The above photo shows Kelly behind the front office desk in the Honors College on her last day of work in the office. She is pictured helping Honors sophomore and political science major Bradley Rentz. Photo by Garrett Alexandrea McDowell, Ph.D.
We are not the only ones to recognize that Kelly is honorable and exceptional. She is a scholarship recipient eight times over. These include: Mary and Lavola Carender Scholarship, Academic Excellence Scholarship, Appalachian Community of Education Scholars Scholarship, College of Education Scholarship, Martha Moleta Morgan Scholarship in Teacher Education, Snyder English/Special Education Scholarship, ACES Enrichment Grant. This semester Kelly has been working with and for Appalachian’s Foundation board of directors sharing her story. Her story highlights the very best of Appalachian. It is typical of Honors students to step-up in service to the university; Kelly, you make us proud!
Beyond Honors and the University, Kelly has served her community and the broader world. From 2016-17 Kelly served as president of Appalachian Educators, a student organization made up of those going into or interested in education. In that role and as a committee member, Kelly has organized the Appalachian Social Justice Summit, which is now in its forth year. As Kelly describes, “We recruit about 15 high school students from as many counties as we can, and drive to get them to Appalachian. They apply their junior year and then come to hear Appalachian Faculty give talks on social justice. Transportation, food, and lodging are provided; they stay overnight in the Living Learning Center with Appalachian students.” Kelly plans to continue to volunteer with this event even as she is student teaching next semester, because she believes in it that much!
Thank you, Kelly.

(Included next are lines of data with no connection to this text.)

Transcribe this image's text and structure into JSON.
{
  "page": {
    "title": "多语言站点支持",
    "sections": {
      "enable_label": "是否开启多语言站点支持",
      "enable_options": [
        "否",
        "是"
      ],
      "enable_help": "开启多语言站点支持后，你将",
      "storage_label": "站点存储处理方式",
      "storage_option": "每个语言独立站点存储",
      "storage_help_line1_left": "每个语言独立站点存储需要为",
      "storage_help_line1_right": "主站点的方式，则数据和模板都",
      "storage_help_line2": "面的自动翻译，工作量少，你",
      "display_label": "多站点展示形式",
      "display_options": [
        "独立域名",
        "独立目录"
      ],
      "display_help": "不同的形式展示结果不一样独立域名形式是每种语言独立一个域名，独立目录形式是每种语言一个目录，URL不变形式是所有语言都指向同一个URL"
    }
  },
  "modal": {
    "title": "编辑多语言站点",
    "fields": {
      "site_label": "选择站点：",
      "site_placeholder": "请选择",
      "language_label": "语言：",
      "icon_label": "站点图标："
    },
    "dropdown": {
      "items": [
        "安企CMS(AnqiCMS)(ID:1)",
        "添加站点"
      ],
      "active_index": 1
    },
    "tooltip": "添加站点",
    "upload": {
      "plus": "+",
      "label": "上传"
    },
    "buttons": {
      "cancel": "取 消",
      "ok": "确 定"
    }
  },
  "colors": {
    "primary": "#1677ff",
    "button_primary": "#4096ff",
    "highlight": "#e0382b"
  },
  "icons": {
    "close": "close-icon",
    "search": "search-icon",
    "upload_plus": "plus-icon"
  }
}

You have brought us inspiration, served us mightily, and helped us grow. We will be watching your path ahead with much anticipation and celebration for all you continue to contribute and accomplish.
Top photo of Kelly Dancy by Shauna Caldwell.
Story by Garrett Alexandrea McDowell, Ph.D. and edited by Kelly Dancy (thank you!)